  3. Yes, you understood correctly. The integral (which you can also find directly in the *sum.lis files) of the differential current will give you the average current (particles entering per unit surface area) while the integral of the differential fluence will give you the average fluence across the surface. You can also refer to these slides for a more detailed explanation

  4. With DETECT you should obtain a pulse height spectrum (i.e. counts per primary)

Hope is more clear. Best,
Davide

Dear Davide,

  1. Understood, thanks.

  2. Ok, that’s exactly what I’m currently doing. The only thing that’s still unclear to me is the meaning of “all daughter nuclei and all associated radiation are considered at fixed times”.
    I’ll try to explain my understanding with an example. Let’s say that the activated nuclei A have only one decay branch (say betha-, decay constant lambda with the emission of a single gamma photon) to the nuclei B, with B stable. So, in RADDECAY Active mode, FLUKA would simulate how many A nuclei N_A are activated during the irradiation time. Then, the number of resulting gammas will be calculated as N_A*(1-e^(-lambda*t)), where t is the irradiation duration in IRRPROFI. Am I correct?

  3. and 5. Understood, thank you for the explanation.

Thank you for your time,
Giacomo

Dear Giacomo,

yes, it should be basically like that.

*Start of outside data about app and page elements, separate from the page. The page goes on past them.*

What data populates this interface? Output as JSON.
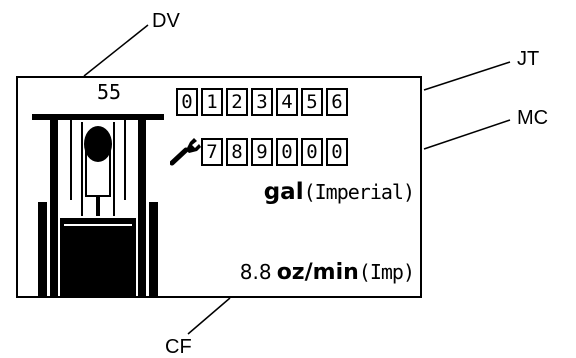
{
  "callouts": {
    "dv": "DV",
    "jt": "JT",
    "mc": "MC",
    "cf": "CF"
  },
  "display": {
    "dv_value": "55",
    "job_totalizer_digits": [
      "0",
      "1",
      "2",
      "3",
      "4",
      "5",
      "6"
    ],
    "maintenance_counter_digits": [
      "7",
      "8",
      "9",
      "0",
      "0",
      "0"
    ],
    "volume_unit": "gal",
    "volume_unit_qualifier": "(Imperial)",
    "flow_rate_value": "8.8",
    "flow_rate_unit": "oz/min",
    "flow_rate_qualifier": "(Imp)",
    "maintenance_icon": "wrench-icon"
  },
  "colors": {
    "ink": "#000000",
    "background": "#ffffff"
  }
}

In RADDECAY with active mode, decay particles are transported once and then, at scoring time, a factor that depends on the decay time associated to the detector is applied (this is why it is said at fixed time). This factor accounts for the buildup and decay of the parent nucleus at the specified decay time and is essentially related to the Bateman coefficients.

Best,
Davide

1 Like

Dear Davide,
thank you a lot for your answers!

Best,
Giacomo